Student Learning Centers Learning centers can be used as a way to rotate groups of students through different activities. Like cooperative groups, this is also a good technique to use when there are a limited number of computers available. Each group takes a turn working at a different activity or learning center. Groups can rotate through the centers during the course of one class or over a period of time.
Materials Center / Resource Bins Manipulatives, books, supplies, materials are available for students in an easily accessible location. Students know where materials are located and feel comfortable obtaining learning resources as they need them.
Teacher Commentary Feedback to students that tells the student how to improve. Opens communication between teacher and student Teacher Commentary provides opportunities to: –Correct knowledge gaps or skills deficits –Provide specific and helpful information for improvement –Encourage the student to keep trying
Teacher Commentary Usually includes: –A positive statement about the student work and the students progress toward meeting the standard(s) –An identified area for improvement –Specific information on how to grow toward meeting the standard. –Opportunities for the student to revise the work
Teacher Commentary Example: Maria, You did a great job on drawing the right triangle, labeling the hypotenuse, and remembering the Pythagorean theorem. However, the answer was incorrect because you forgot to correctly complete the formula. Remember that to square a number you multiple the number by itself, not by 2.
Formative Assessment On-going assessments Monitors / measures student progress Reviews what students have learned and can apply Evaluates instruction. Diagnoses skill or knowledge gaps Allows for reteaching, enrichment, revised teaching methods, and student feedback
Formative Assessments In daily use, teachers apply formative assessment to: - determine what concepts require more teaching - what teaching techniques require modification.
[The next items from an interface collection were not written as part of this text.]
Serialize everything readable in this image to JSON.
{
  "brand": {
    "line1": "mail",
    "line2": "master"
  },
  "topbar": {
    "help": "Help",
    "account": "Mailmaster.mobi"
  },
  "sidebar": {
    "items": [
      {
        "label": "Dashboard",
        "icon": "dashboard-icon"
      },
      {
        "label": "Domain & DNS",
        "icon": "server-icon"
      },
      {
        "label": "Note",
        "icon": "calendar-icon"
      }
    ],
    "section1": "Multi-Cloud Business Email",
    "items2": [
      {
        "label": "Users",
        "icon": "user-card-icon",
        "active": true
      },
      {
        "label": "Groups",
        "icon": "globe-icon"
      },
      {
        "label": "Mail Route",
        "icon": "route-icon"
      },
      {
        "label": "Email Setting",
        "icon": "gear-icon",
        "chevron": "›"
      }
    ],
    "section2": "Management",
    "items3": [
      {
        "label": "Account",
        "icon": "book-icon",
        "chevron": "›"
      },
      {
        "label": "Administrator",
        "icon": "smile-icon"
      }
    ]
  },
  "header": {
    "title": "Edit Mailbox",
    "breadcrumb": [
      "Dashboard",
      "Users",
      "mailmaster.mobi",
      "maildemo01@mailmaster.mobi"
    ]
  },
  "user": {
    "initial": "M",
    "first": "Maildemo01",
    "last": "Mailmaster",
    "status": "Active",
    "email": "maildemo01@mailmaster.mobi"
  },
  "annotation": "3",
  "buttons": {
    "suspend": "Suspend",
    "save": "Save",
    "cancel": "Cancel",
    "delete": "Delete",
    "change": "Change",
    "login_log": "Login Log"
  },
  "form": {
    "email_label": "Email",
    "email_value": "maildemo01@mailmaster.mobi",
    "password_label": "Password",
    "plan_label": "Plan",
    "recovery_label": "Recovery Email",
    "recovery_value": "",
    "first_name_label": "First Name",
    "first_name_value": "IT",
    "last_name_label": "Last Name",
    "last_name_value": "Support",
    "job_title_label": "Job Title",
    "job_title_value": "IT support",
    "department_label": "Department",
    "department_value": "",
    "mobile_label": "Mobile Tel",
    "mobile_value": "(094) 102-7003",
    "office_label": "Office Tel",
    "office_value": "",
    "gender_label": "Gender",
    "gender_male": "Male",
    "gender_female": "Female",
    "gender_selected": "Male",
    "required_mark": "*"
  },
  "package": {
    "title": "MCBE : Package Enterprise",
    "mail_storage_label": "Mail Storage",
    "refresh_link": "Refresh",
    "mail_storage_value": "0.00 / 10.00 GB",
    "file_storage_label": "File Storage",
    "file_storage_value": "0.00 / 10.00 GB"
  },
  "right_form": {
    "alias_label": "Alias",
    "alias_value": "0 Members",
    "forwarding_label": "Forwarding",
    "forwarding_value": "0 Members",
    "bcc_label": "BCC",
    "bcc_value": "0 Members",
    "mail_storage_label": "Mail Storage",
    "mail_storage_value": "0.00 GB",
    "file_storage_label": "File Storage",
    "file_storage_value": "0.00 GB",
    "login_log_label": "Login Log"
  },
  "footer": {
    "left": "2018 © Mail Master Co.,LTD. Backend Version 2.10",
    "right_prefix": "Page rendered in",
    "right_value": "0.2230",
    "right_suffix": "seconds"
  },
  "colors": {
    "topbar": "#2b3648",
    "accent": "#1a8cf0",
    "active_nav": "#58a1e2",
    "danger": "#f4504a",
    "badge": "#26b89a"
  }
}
Formative Assessment Examples Teacher observation shows some students do not grasp a concept, so she designs a review activity or uses a different instructional strategy for that group. Examples: - Ticket out the door, periodic quizzes, , Open-ended response, performance tasks, Think-pair-share.
Rubrics A rubric is an assessment guide Rubrics describe what are the expected elements / criteria of student work. Displays levels/scores on the chosen scale. Identifies what is important, defines what work meets a standard, and enables a teacher / student to distinguish between different levels of performance.
Rubrics With a rubric, the student and teacher share a common understanding of what constitutes quality work. Both student and teacher can compare the student's performance to the standards.
Rubrics - Example CriteriaBeginningProgressingProficient Research Two or fewer of the five areas are covered OR the information in three or more of the five is not thorough Three or more interesting facts are given on: habitat, food, physical description, reproduction. Five research facts with sources provided on each of the five areas. Presentation Some information given, pacing was too fast or slow, words were mispronounced. Information read in a satisfactory manner (most words pronounced correctly, pace OK), loud enough to be heard. Information presented well (words pronounced correctly with an appropriate pace- not too fast/slow), loud enough to be heard
Culminating Assessment / Activities Assessment conducted at the end of a unit to determine level of student learning Activity requires students to apply and demonstrate learning in formats other than pencil / paper tests. Assessments should utilize higher order processes and connect the learning to real life.
Peer Assessment / Feedback Students utilize a common procedure, understood process, or rubric to review a peers work and provide feedback for improvement. Very effective if used to support the writing process. Can be applied to all content areas.